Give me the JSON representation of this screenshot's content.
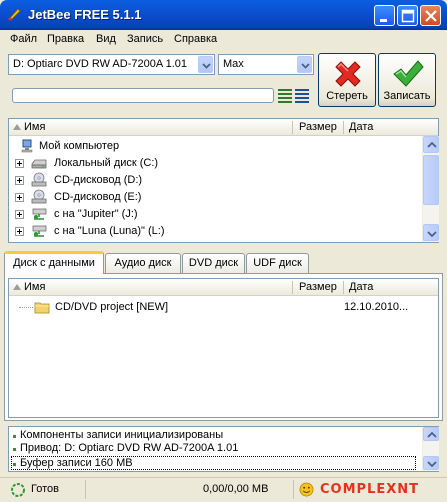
{
  "window": {
    "title": "JetBee FREE 5.1.1"
  },
  "menu": [
    "Файл",
    "Правка",
    "Вид",
    "Запись",
    "Справка"
  ],
  "toolbar": {
    "drive": "D: Optiarc DVD RW AD-7200A 1.01",
    "speed": "Max",
    "erase_label": "Стереть",
    "burn_label": "Записать"
  },
  "explorer": {
    "columns": [
      "Имя",
      "Размер",
      "Дата"
    ],
    "items": [
      {
        "label": "Мой компьютер",
        "icon": "computer-icon"
      },
      {
        "label": "Локальный диск (C:)",
        "icon": "hard-drive-icon"
      },
      {
        "label": "CD-дисковод (D:)",
        "icon": "cd-drive-icon"
      },
      {
        "label": "CD-дисковод (E:)",
        "icon": "cd-drive-icon"
      },
      {
        "label": "с на \"Jupiter\" (J:)",
        "icon": "network-drive-icon"
      },
      {
        "label": "с на \"Luna (Luna)\" (L:)",
        "icon": "network-drive-icon"
      }
    ]
  },
  "tabs": [
    "Диск с данными",
    "Аудио диск",
    "DVD диск",
    "UDF диск"
  ],
  "project": {
    "columns": [
      "Имя",
      "Размер",
      "Дата"
    ],
    "items": [
      {
        "label": "CD/DVD project [NEW]",
        "date": "12.10.2010..."
      }
    ]
  },
  "log": [
    "Компоненты записи инициализированы",
    "Привод: D: Optiarc DVD RW AD-7200A 1.01",
    "Буфер записи 160 MB"
  ],
  "status": {
    "state": "Готов",
    "size": "0,00/0,00 MB",
    "brand": "COMPLEXNT"
  },
  "colors": {
    "title_bar": "#0b4ed0",
    "accent_tab": "#ffc83c",
    "brand_red": "#e8301c"
  }
}
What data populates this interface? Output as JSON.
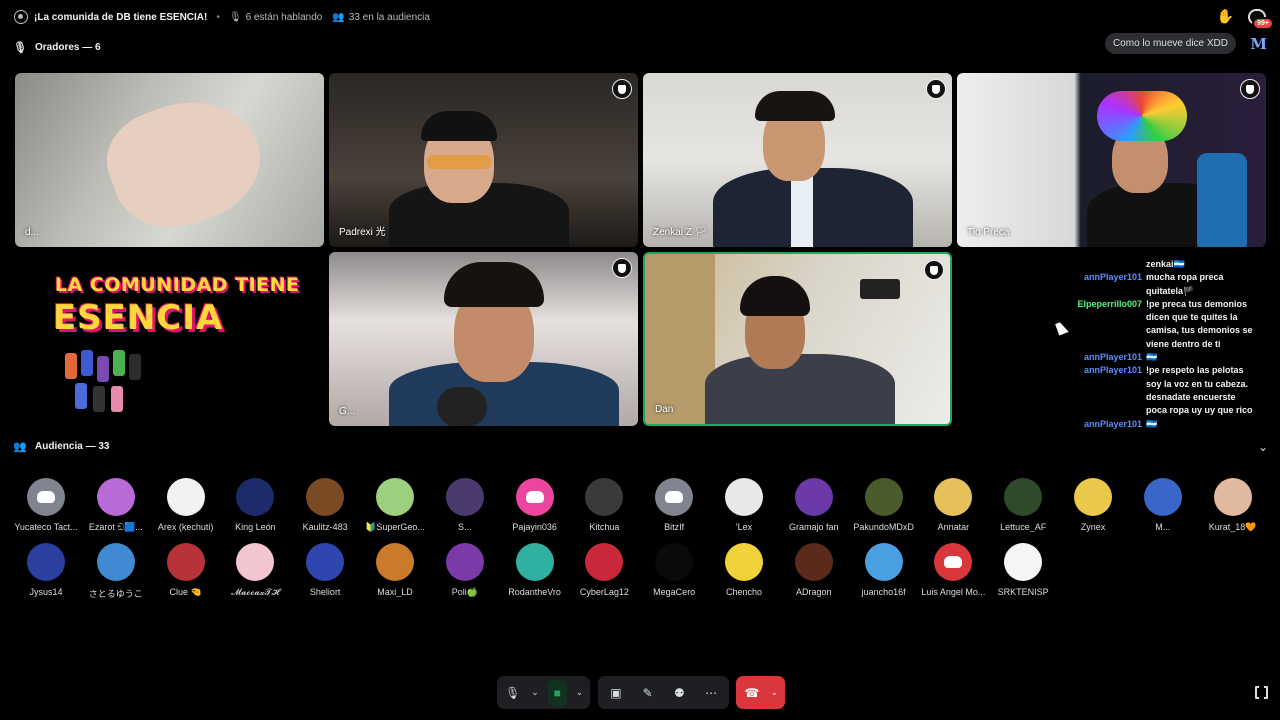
{
  "header": {
    "title": "¡La comunida de DB tiene ESENCIA!",
    "talking": "6 están hablando",
    "audience_count": "33 en la audiencia",
    "notif_badge": "99+"
  },
  "speakers": {
    "heading": "Oradores — 6",
    "tiles": [
      {
        "name": "d...",
        "moderator": false
      },
      {
        "name": "Padrexi 光",
        "moderator": true
      },
      {
        "name": "Zenkai Z 🏳",
        "moderator": true
      },
      {
        "name": "Tio Preca",
        "moderator": true
      },
      {
        "name": "G...",
        "moderator": true
      },
      {
        "name": "Dan",
        "moderator": true,
        "speaking": true
      }
    ]
  },
  "activity_pill": "Como lo mueve dice XDD",
  "brand_letter": "M",
  "banner": {
    "line1": "LA COMUNIDAD TIENE",
    "line2": "ESENCIA"
  },
  "chat": [
    {
      "user": "",
      "text": "zenkai🇭🇳",
      "color": "#5865f2"
    },
    {
      "user": "annPlayer101",
      "text": "mucha ropa preca",
      "color": "#5b8cff"
    },
    {
      "user": "",
      "text": "quitatela🏴",
      "color": "#5b8cff"
    },
    {
      "user": "Elpeperrillo007",
      "text": "!pe preca tus demonios",
      "color": "#57f287"
    },
    {
      "user": "",
      "text": "dicen que te quites la",
      "color": "#57f287"
    },
    {
      "user": "",
      "text": "camisa, tus demonios se",
      "color": "#57f287"
    },
    {
      "user": "",
      "text": "viene dentro de ti",
      "color": "#57f287"
    },
    {
      "user": "annPlayer101",
      "text": "🇭🇳",
      "color": "#5b8cff"
    },
    {
      "user": "annPlayer101",
      "text": "!pe respeto las pelotas",
      "color": "#5b8cff"
    },
    {
      "user": "",
      "text": "soy la voz en tu cabeza.",
      "color": "#5b8cff"
    },
    {
      "user": "",
      "text": "desnadate encuerste",
      "color": "#5b8cff"
    },
    {
      "user": "",
      "text": "poca ropa uy uy que rico",
      "color": "#5b8cff"
    },
    {
      "user": "annPlayer101",
      "text": "🇭🇳",
      "color": "#5b8cff"
    }
  ],
  "audience": {
    "heading": "Audiencia — 33",
    "members": [
      {
        "name": "Yucateco Tact...",
        "color": "#80848e",
        "discord": true
      },
      {
        "name": "Ezarot ඞ🟦...",
        "color": "#b86bd6"
      },
      {
        "name": "Arex (kechuti)",
        "color": "#f2f2f2"
      },
      {
        "name": "King León",
        "color": "#1d2b6b"
      },
      {
        "name": "Kaulitz-483",
        "color": "#7a4a24"
      },
      {
        "name": "🔰SuperGeo...",
        "color": "#9ccf7e"
      },
      {
        "name": "S...",
        "color": "#4b3a6e"
      },
      {
        "name": "Pajayin036",
        "color": "#eb459e",
        "discord": true
      },
      {
        "name": "Kitchua",
        "color": "#3a3a3a"
      },
      {
        "name": "BitzIf",
        "color": "#80848e",
        "discord": true
      },
      {
        "name": "'Lex",
        "color": "#e8e8e8"
      },
      {
        "name": "Gramajo fan",
        "color": "#6b3aa8"
      },
      {
        "name": "PakundoMDxD",
        "color": "#4a5a2a"
      },
      {
        "name": "Annatar",
        "color": "#e6c15a"
      },
      {
        "name": "Lettuce_AF",
        "color": "#2e4a2a"
      },
      {
        "name": "Zynex",
        "color": "#e9c84a"
      },
      {
        "name": "M...",
        "color": "#3a66c9"
      },
      {
        "name": "Kurat_18🧡",
        "color": "#e0b9a0"
      },
      {
        "name": "Jysus14",
        "color": "#2a3fa0"
      },
      {
        "name": "さとるゆうこ",
        "color": "#3f8ad0"
      },
      {
        "name": "Clue 🤏",
        "color": "#b8323a"
      },
      {
        "name": "𝓜𝓪𝓬𝓬𝓪𝔁𝓣𝓗",
        "color": "#f3c6cf"
      },
      {
        "name": "Sheliort",
        "color": "#2f45b0"
      },
      {
        "name": "Maxi_LD",
        "color": "#c97a2a"
      },
      {
        "name": "Poli🍏",
        "color": "#7b3aa8"
      },
      {
        "name": "RodantheVro",
        "color": "#2fb0a0"
      },
      {
        "name": "CyberLag12",
        "color": "#c8283a"
      },
      {
        "name": "MegaCero",
        "color": "#0a0a0a"
      },
      {
        "name": "Chencho",
        "color": "#f0d23a"
      },
      {
        "name": "ADragon",
        "color": "#5a2a1a"
      },
      {
        "name": "juancho16f",
        "color": "#4aa0e0"
      },
      {
        "name": "Luis Angel Mo...",
        "color": "#da373c",
        "discord": true
      },
      {
        "name": "SRKTENISP",
        "color": "#f5f5f5"
      }
    ]
  },
  "controls": {
    "mic_icon": "microphone-icon",
    "camera_icon": "camera-icon",
    "share_icon": "screen-share-icon",
    "activity_icon": "activity-icon",
    "invite_icon": "invite-icon",
    "more_icon": "more-icon",
    "end_icon": "end-call-icon",
    "fullscreen_icon": "fullscreen-icon"
  }
}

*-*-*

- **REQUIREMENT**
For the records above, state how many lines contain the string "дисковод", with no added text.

- **ANSWER SPACE**
2